──────── Dataset entries ────────
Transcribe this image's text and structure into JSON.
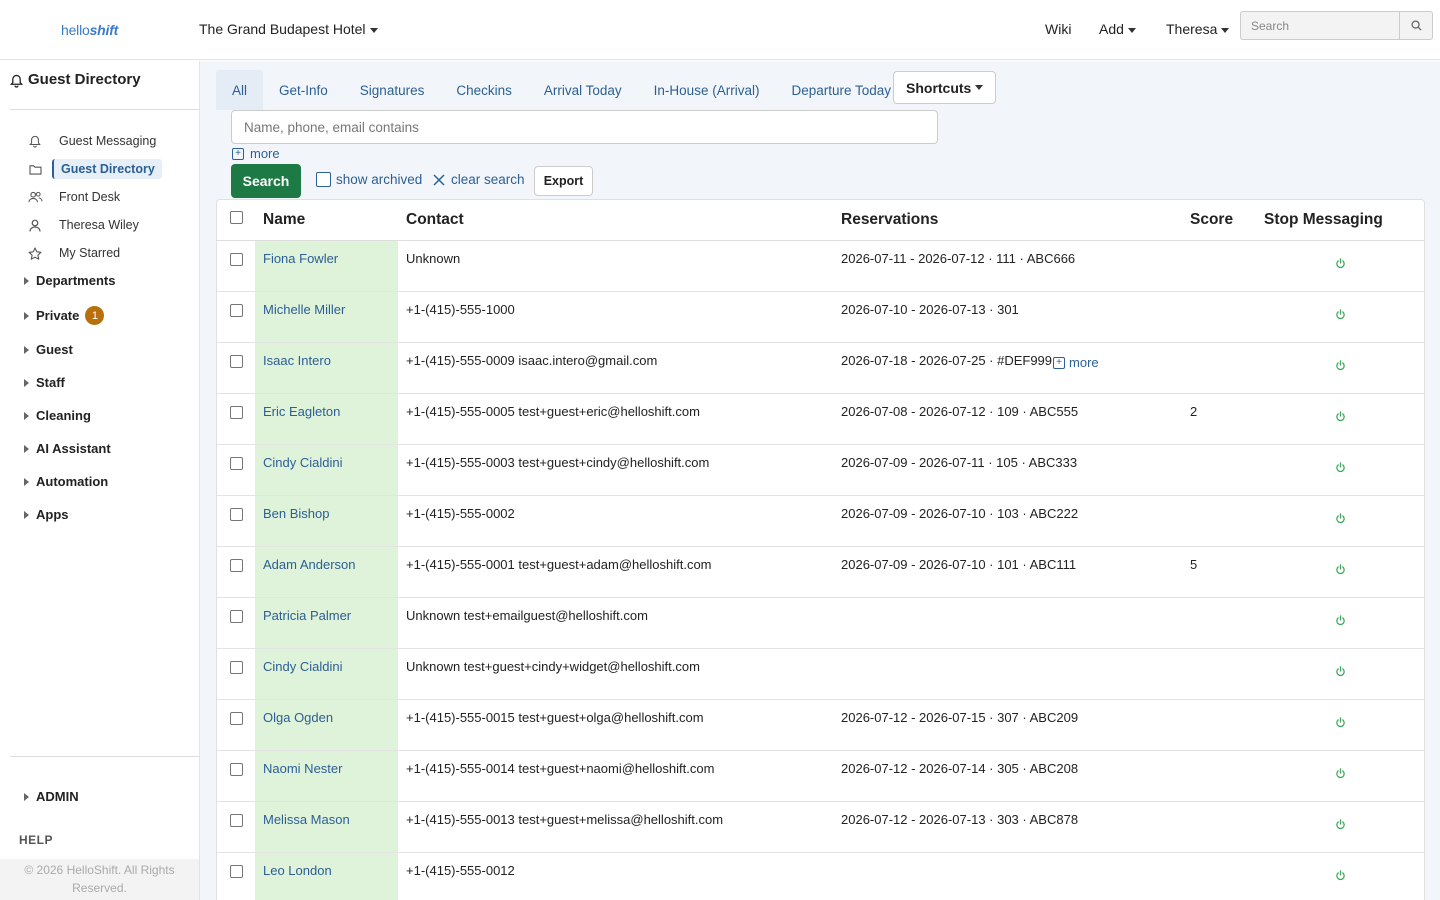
{
  "app": {
    "logo_prefix": "hello",
    "logo_suffix": "shift",
    "hotel": "The Grand Budapest Hotel",
    "nav": {
      "wiki": "Wiki",
      "add": "Add",
      "user": "Theresa"
    },
    "search_placeholder": "Search"
  },
  "sidebar": {
    "title": "Guest Directory",
    "items": [
      {
        "label": "Guest Messaging",
        "icon": "bell-icon"
      },
      {
        "label": "Guest Directory",
        "icon": "folder-icon"
      },
      {
        "label": "Front Desk",
        "icon": "users-icon"
      },
      {
        "label": "Theresa Wiley",
        "icon": "user-icon"
      },
      {
        "label": "My Starred",
        "icon": "star-icon"
      }
    ],
    "groups": [
      "Departments",
      "Private",
      "Guest",
      "Staff",
      "Cleaning",
      "AI Assistant",
      "Automation",
      "Apps"
    ],
    "private_badge": "1",
    "admin": "ADMIN",
    "help": "HELP",
    "footer": "© 2026 HelloShift. All Rights Reserved."
  },
  "tabs": [
    "All",
    "Get-Info",
    "Signatures",
    "Checkins",
    "Arrival Today",
    "In-House (Arrival)",
    "Departure Today"
  ],
  "shortcuts_label": "Shortcuts",
  "filter": {
    "placeholder": "Name, phone, email contains",
    "more": "more",
    "search": "Search",
    "show_archived": "show archived",
    "clear_search": "clear search",
    "export": "Export"
  },
  "table": {
    "columns": [
      "Name",
      "Contact",
      "Reservations",
      "Score",
      "Stop Messaging"
    ],
    "rows": [
      {
        "name": "Fiona Fowler",
        "contact": "Unknown",
        "reservation": "2026-07-11 - 2026-07-12 · 111 · ABC666",
        "score": ""
      },
      {
        "name": "Michelle Miller",
        "contact": "+1-(415)-555-1000",
        "reservation": "2026-07-10 - 2026-07-13 · 301",
        "score": ""
      },
      {
        "name": "Isaac Intero",
        "contact": "+1-(415)-555-0009 isaac.intero@gmail.com",
        "reservation": "2026-07-18 - 2026-07-25 · #DEF999",
        "reservation_more": "more",
        "score": ""
      },
      {
        "name": "Eric Eagleton",
        "contact": "+1-(415)-555-0005 test+guest+eric@helloshift.com",
        "reservation": "2026-07-08 - 2026-07-12 · 109 · ABC555",
        "score": "2"
      },
      {
        "name": "Cindy Cialdini",
        "contact": "+1-(415)-555-0003 test+guest+cindy@helloshift.com",
        "reservation": "2026-07-09 - 2026-07-11 · 105 · ABC333",
        "score": ""
      },
      {
        "name": "Ben Bishop",
        "contact": "+1-(415)-555-0002",
        "reservation": "2026-07-09 - 2026-07-10 · 103 · ABC222",
        "score": ""
      },
      {
        "name": "Adam Anderson",
        "contact": "+1-(415)-555-0001 test+guest+adam@helloshift.com",
        "reservation": "2026-07-09 - 2026-07-10 · 101 · ABC111",
        "score": "5"
      },
      {
        "name": "Patricia Palmer",
        "contact": "Unknown test+emailguest@helloshift.com",
        "reservation": "",
        "score": ""
      },
      {
        "name": "Cindy Cialdini",
        "contact": "Unknown test+guest+cindy+widget@helloshift.com",
        "reservation": "",
        "score": ""
      },
      {
        "name": "Olga Ogden",
        "contact": "+1-(415)-555-0015 test+guest+olga@helloshift.com",
        "reservation": "2026-07-12 - 2026-07-15 · 307 · ABC209",
        "score": ""
      },
      {
        "name": "Naomi Nester",
        "contact": "+1-(415)-555-0014 test+guest+naomi@helloshift.com",
        "reservation": "2026-07-12 - 2026-07-14 · 305 · ABC208",
        "score": ""
      },
      {
        "name": "Melissa Mason",
        "contact": "+1-(415)-555-0013 test+guest+melissa@helloshift.com",
        "reservation": "2026-07-12 - 2026-07-13 · 303 · ABC878",
        "score": ""
      },
      {
        "name": "Leo London",
        "contact": "+1-(415)-555-0012",
        "reservation": "",
        "score": ""
      }
    ]
  },
  "colors": {
    "accent": "#2c5f94",
    "primary_button": "#1e7a45",
    "name_cell_bg": "#dff2da",
    "power_icon": "#3aa85a",
    "badge": "#b8700f"
  }
}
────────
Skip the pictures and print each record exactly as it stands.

Transcribe this image's text and structure into JSON.
{
  "app": {
    "logo_prefix": "hello",
    "logo_suffix": "shift",
    "hotel": "The Grand Budapest Hotel",
    "nav": {
      "wiki": "Wiki",
      "add": "Add",
      "user": "Theresa"
    },
    "search_placeholder": "Search"
  },
  "sidebar": {
    "title": "Guest Directory",
    "items": [
      {
        "label": "Guest Messaging",
        "icon": "bell-icon"
      },
      {
        "label": "Guest Directory",
        "icon": "folder-icon"
      },
      {
        "label": "Front Desk",
        "icon": "users-icon"
      },
      {
        "label": "Theresa Wiley",
        "icon": "user-icon"
      },
      {
        "label": "My Starred",
        "icon": "star-icon"
      }
    ],
    "groups": [
      "Departments",
      "Private",
      "Guest",
      "Staff",
      "Cleaning",
      "AI Assistant",
      "Automation",
      "Apps"
    ],
    "private_badge": "1",
    "admin": "ADMIN",
    "help": "HELP",
    "footer": "© 2026 HelloShift. All Rights Reserved."
  },
  "tabs": [
    "All",
    "Get-Info",
    "Signatures",
    "Checkins",
    "Arrival Today",
    "In-House (Arrival)",
    "Departure Today"
  ],
  "shortcuts_label": "Shortcuts",
  "filter": {
    "placeholder": "Name, phone, email contains",
    "more": "more",
    "search": "Search",
    "show_archived": "show archived",
    "clear_search": "clear search",
    "export": "Export"
  },
  "table": {
    "columns": [
      "Name",
      "Contact",
      "Reservations",
      "Score",
      "Stop Messaging"
    ],
    "rows": [
      {
        "name": "Fiona Fowler",
        "contact": "Unknown",
        "reservation": "2026-07-11 - 2026-07-12 · 111 · ABC666",
        "score": ""
      },
      {
        "name": "Michelle Miller",
        "contact": "+1-(415)-555-1000",
        "reservation": "2026-07-10 - 2026-07-13 · 301",
        "score": ""
      },
      {
        "name": "Isaac Intero",
        "contact": "+1-(415)-555-0009 isaac.intero@gmail.com",
        "reservation": "2026-07-18 - 2026-07-25 · #DEF999",
        "reservation_more": "more",
        "score": ""
      },
      {
        "name": "Eric Eagleton",
        "contact": "+1-(415)-555-0005 test+guest+eric@helloshift.com",
        "reservation": "2026-07-08 - 2026-07-12 · 109 · ABC555",
        "score": "2"
      },
      {
        "name": "Cindy Cialdini",
        "contact": "+1-(415)-555-0003 test+guest+cindy@helloshift.com",
        "reservation": "2026-07-09 - 2026-07-11 · 105 · ABC333",
        "score": ""
      },
      {
        "name": "Ben Bishop",
        "contact": "+1-(415)-555-0002",
        "reservation": "2026-07-09 - 2026-07-10 · 103 · ABC222",
        "score": ""
      },
      {
        "name": "Adam Anderson",
        "contact": "+1-(415)-555-0001 test+guest+adam@helloshift.com",
        "reservation": "2026-07-09 - 2026-07-10 · 101 · ABC111",
        "score": "5"
      },
      {
        "name": "Patricia Palmer",
        "contact": "Unknown test+emailguest@helloshift.com",
        "reservation": "",
        "score": ""
      },
      {
        "name": "Cindy Cialdini",
        "contact": "Unknown test+guest+cindy+widget@helloshift.com",
        "reservation": "",
        "score": ""
      },
      {
        "name": "Olga Ogden",
        "contact": "+1-(415)-555-0015 test+guest+olga@helloshift.com",
        "reservation": "2026-07-12 - 2026-07-15 · 307 · ABC209",
        "score": ""
      },
      {
        "name": "Naomi Nester",
        "contact": "+1-(415)-555-0014 test+guest+naomi@helloshift.com",
        "reservation": "2026-07-12 - 2026-07-14 · 305 · ABC208",
        "score": ""
      },
      {
        "name": "Melissa Mason",
        "contact": "+1-(415)-555-0013 test+guest+melissa@helloshift.com",
        "reservation": "2026-07-12 - 2026-07-13 · 303 · ABC878",
        "score": ""
      },
      {
        "name": "Leo London",
        "contact": "+1-(415)-555-0012",
        "reservation": "",
        "score": ""
      }
    ]
  },
  "colors": {
    "accent": "#2c5f94",
    "primary_button": "#1e7a45",
    "name_cell_bg": "#dff2da",
    "power_icon": "#3aa85a",
    "badge": "#b8700f"
  }
}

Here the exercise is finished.